CV Alliance executive director Suzy Jacobs is on vacation this week.
I have been thinking a lot lately about how I am one of the luckiest people on the planet because my relationship with my 17-year-old daughter is rock solid. We always get along wonderfully. But I have worked very hard to make sure this is so. I thought I would share some of what I do and maybe it will help you with your teenagers.
1) Make them smile! I always try to do something silly or sweet to make her smile. I will hide little notes in her lunch or backpack or turn up the radio to a song I know she likes and sing as loud as I can (she usually joins in).
2) Say “thank you.” The experts say to catch them doing something good. This goes a long way in continuing the good behavior. Everyone likes to feel appreciated. Just keep an eye out for any little things they do and tell them thank you for doing it.
3) Create a quirky ritual that’s just for the two of you. We have “SS time” (scheduled spontaneity). Once a week we carve out time when we do something fun for just the two of us. We pre-plan a little of it but then leave room to make immediate changes in the plans if something looks more fun.
4) Tell your child why you love them. It is equally as important to tell them that you are proud of the specific things they do, little or grand.
5) Make time for yourself as well as for them. You must put your own oxygen mask on first before you can help others. I make sure I have a life and make time alone to do some of things that I like.
6) Think about how you can make their day easier. Both my daughter and I make a habit of trying to do things that help the other; i.e., making their lunch or picking up something they need or like at the store.
Life is tough for all of us; however, teenagers have only had a few years to learn coping skills.

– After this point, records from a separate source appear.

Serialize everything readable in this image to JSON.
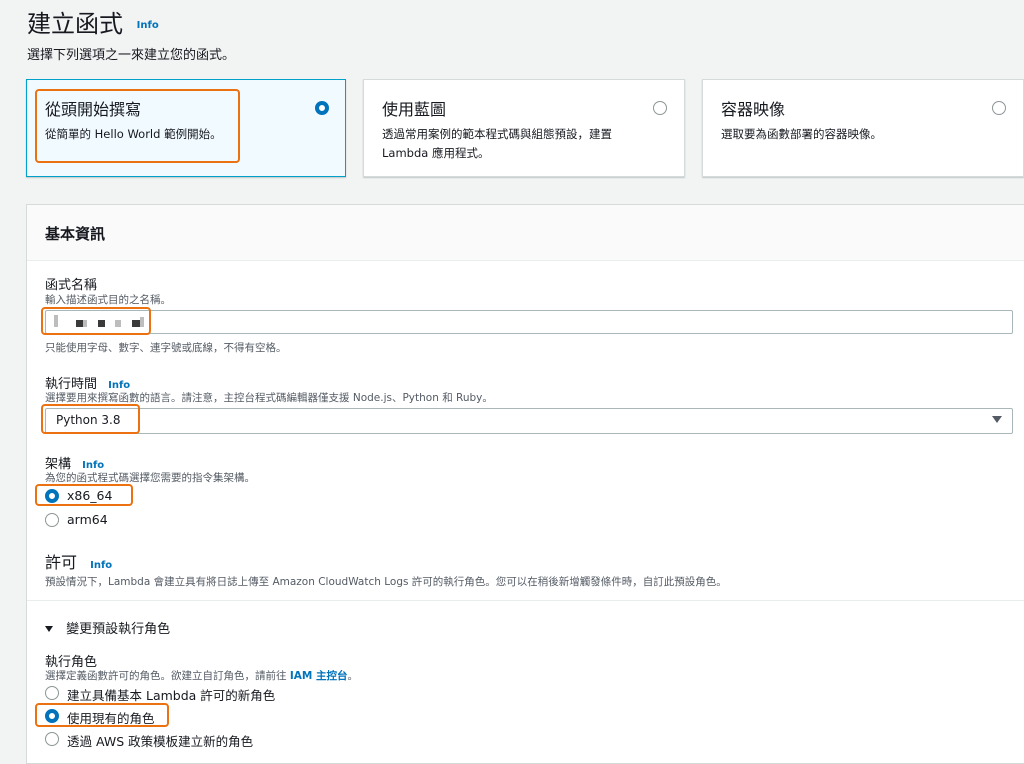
{
  "page": {
    "title": "建立函式",
    "info": "Info",
    "subtitle": "選擇下列選項之一來建立您的函式。"
  },
  "options": [
    {
      "title": "從頭開始撰寫",
      "desc": "從簡單的 Hello World 範例開始。",
      "selected": true
    },
    {
      "title": "使用藍圖",
      "desc": "透過常用案例的範本程式碼與組態預設，建置 Lambda 應用程式。",
      "selected": false
    },
    {
      "title": "容器映像",
      "desc": "選取要為函數部署的容器映像。",
      "selected": false
    }
  ],
  "basic": {
    "title": "基本資訊",
    "function_name": {
      "label": "函式名稱",
      "hint": "輸入描述函式目的之名稱。",
      "rule": "只能使用字母、數字、連字號或底線，不得有空格。"
    },
    "runtime": {
      "label": "執行時間",
      "info": "Info",
      "hint": "選擇要用來撰寫函數的語言。請注意，主控台程式碼編輯器僅支援 Node.js、Python 和 Ruby。",
      "value": "Python 3.8"
    },
    "arch": {
      "label": "架構",
      "info": "Info",
      "hint": "為您的函式程式碼選擇您需要的指令集架構。",
      "options": [
        "x86_64",
        "arm64"
      ],
      "selected": "x86_64"
    },
    "permissions": {
      "title": "許可",
      "info": "Info",
      "desc": "預設情況下，Lambda 會建立具有將日誌上傳至 Amazon CloudWatch Logs 許可的執行角色。您可以在稍後新增觸發條件時，自訂此預設角色。"
    },
    "change_role": {
      "toggle": "變更預設執行角色"
    },
    "exec_role": {
      "label": "執行角色",
      "hint_prefix": "選擇定義函數許可的角色。欲建立自訂角色，請前往 ",
      "hint_link": "IAM 主控台",
      "hint_suffix": "。",
      "options": [
        "建立具備基本 Lambda 許可的新角色",
        "使用現有的角色",
        "透過 AWS 政策模板建立新的角色"
      ],
      "selected": "使用現有的角色"
    }
  },
  "colors": {
    "accent": "#0073bb",
    "highlight": "#ec7211"
  }
}
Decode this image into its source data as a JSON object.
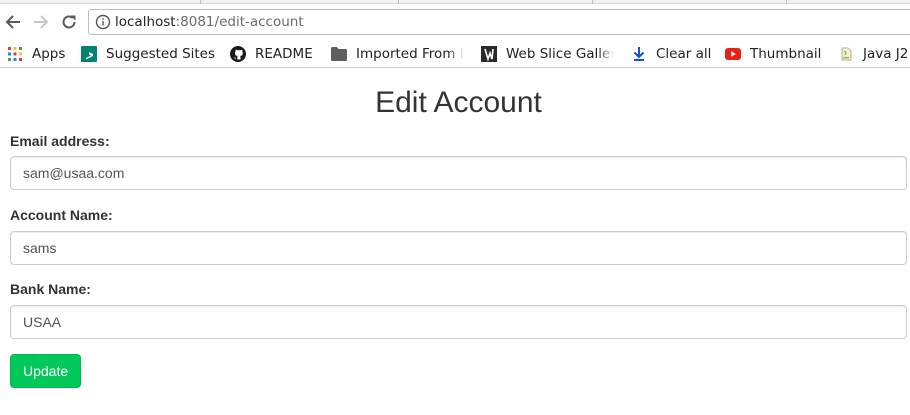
{
  "browser": {
    "url_host": "localhost",
    "url_rest": ":8081/edit-account"
  },
  "bookmarks": [
    {
      "label": "Apps",
      "icon": "apps-grid-icon"
    },
    {
      "label": "Suggested Sites",
      "icon": "bing-icon"
    },
    {
      "label": "README",
      "icon": "github-icon"
    },
    {
      "label": "Imported From I",
      "icon": "folder-icon"
    },
    {
      "label": "Web Slice Galler",
      "icon": "web-slice-icon"
    },
    {
      "label": "Clear all",
      "icon": "download-icon"
    },
    {
      "label": "Thumbnail",
      "icon": "youtube-icon"
    },
    {
      "label": "Java J2",
      "icon": "java-icon"
    }
  ],
  "form": {
    "title": "Edit Account",
    "email_label": "Email address:",
    "email_value": "sam@usaa.com",
    "account_label": "Account Name:",
    "account_value": "sams",
    "bank_label": "Bank Name:",
    "bank_value": "USAA",
    "submit_label": "Update"
  },
  "colors": {
    "button": "#00c95a",
    "youtube": "#e62117",
    "bing": "#008373"
  }
}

So love them a little more, help them a little extra, and listen to them a little longer. This will lead to a better relationship with your teen, which in turn will make your life easier and happier.